The 1949 graduate of Minneapolis Roosevelt High School pushed and pushed until she broke through the gender barrier.
Yes, 17-year-old freshman Nadine Ewen was told, you can join the University of Minnesota Marching Band in 1949 as a drum majorette.
Nadine Bristol, who later gave much of her life to students studying abroad, died Nov. 30 after battling cancer. She was 82 and most recently lived in Prior Lake.
For the most part since its inception in 1892, the U Marching Band was male-only, apart from women filling in during World War II while many men were fighting overseas, according to historical accounts.
“Upon entering the U as a freshman in 1949, she approached the band director and lobbied for him to take her on as a drum majorette,” Kate Habegger said of her mother. “After several attempts, he finally gave in. She was a little go-getter.”
And while there’s no way to know for sure the cause and effect following Nadine’s informal inclusion among the marching men, the Girls Auxiliary Band was formed the next year with her as a founding member. The Marching Band formally welcomed women starting in 1972.
Nadine Bristol grew up in Portland, Ore., where she was taught how to twirl a baton by a favorite teacher during recess. She and her family moved to Minneapolis when she was 12, and Nadine continued to twirl.
In 1950, she accompanied her father on a trip to San Diego, twirled in a parade there and also met Clint Bristol, “a handsome sailor … who would ask her to a local dance that evening and eventually become her husband of 61 years,” Habegger said.
They married in 1952. Clinton attended Macalester College in St. Paul, and Nadine became secretary to Macalester’s dean, J. Huntley Dupre.
“It was her deep respect for this man of great knowledge and his stories of world travel that instilled an ongoing interest in travel, learning and cultural understanding,” Habegger said.
Building on that attraction to far-flung lands, the Bristols welcomed a student from Peru into their family in 1976 for the school year.
“It was this positive experience that prompted Nadine to accept the offer to become the president of the Richfield chapter of AFS [American Field Service],” Habegger said.
Habegger’s sister, Lizanne, told her parents in 1978 about a Vietnamese mother and her children who were evicted and needed a place to say.
The Bristols took them in “for as long as they needed to get back on their feet,” Habegger said.
“This kindness in their time of need was never forgotten” by Anthony, a young son in the family, Habegger said. “[He] kept in touch and years later asked them if he could take their name, Bristol, as his new American name on his newly acquired medical license.”
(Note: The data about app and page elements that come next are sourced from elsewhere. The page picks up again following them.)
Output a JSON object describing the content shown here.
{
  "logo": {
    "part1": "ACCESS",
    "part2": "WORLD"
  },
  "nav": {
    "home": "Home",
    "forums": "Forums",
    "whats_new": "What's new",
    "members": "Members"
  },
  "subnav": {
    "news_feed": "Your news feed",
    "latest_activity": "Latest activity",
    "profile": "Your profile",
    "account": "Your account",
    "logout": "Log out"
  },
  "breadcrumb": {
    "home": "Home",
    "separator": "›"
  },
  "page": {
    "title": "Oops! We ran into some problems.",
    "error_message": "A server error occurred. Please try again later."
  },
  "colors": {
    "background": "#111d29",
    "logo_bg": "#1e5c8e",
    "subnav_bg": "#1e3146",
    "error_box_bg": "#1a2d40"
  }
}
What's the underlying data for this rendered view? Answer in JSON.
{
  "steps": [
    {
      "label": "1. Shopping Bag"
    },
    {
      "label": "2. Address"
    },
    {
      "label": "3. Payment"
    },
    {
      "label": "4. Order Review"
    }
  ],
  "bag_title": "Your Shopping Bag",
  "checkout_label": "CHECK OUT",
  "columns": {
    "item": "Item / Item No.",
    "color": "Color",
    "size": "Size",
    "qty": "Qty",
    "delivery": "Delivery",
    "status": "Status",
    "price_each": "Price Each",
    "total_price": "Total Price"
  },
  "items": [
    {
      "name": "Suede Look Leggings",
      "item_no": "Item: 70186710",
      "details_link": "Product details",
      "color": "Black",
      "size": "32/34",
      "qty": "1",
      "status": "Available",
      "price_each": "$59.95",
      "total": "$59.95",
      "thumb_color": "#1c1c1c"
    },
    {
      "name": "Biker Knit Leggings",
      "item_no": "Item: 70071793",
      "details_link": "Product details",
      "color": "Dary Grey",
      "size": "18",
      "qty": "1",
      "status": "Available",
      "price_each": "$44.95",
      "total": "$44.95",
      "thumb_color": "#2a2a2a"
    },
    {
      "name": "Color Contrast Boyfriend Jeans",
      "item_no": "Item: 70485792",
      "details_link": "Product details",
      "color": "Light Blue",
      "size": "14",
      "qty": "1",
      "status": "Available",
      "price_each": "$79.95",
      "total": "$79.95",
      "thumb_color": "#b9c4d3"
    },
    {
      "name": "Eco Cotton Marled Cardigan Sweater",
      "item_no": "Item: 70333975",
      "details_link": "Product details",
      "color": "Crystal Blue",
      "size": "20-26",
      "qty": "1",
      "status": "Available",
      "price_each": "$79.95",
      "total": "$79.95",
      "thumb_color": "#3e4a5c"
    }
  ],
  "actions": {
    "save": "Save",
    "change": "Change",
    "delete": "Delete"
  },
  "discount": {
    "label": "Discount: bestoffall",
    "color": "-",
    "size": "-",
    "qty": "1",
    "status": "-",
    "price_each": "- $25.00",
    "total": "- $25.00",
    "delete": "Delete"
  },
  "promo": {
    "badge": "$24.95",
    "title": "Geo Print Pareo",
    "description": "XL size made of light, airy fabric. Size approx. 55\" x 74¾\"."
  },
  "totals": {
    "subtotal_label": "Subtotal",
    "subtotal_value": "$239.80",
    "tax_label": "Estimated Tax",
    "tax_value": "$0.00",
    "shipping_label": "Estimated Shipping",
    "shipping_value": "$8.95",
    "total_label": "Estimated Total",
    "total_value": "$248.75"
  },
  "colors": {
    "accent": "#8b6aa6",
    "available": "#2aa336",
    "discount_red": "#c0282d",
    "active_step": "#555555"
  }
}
Habegger said Anthony Bristol was among those on their way to the Twin Cities for Nadine Bristol’s funeral.
Nadine Bristol kept in touch with dozens of foreign exchange students, either welcoming them upon return visits to the states or traveling overseas to see them.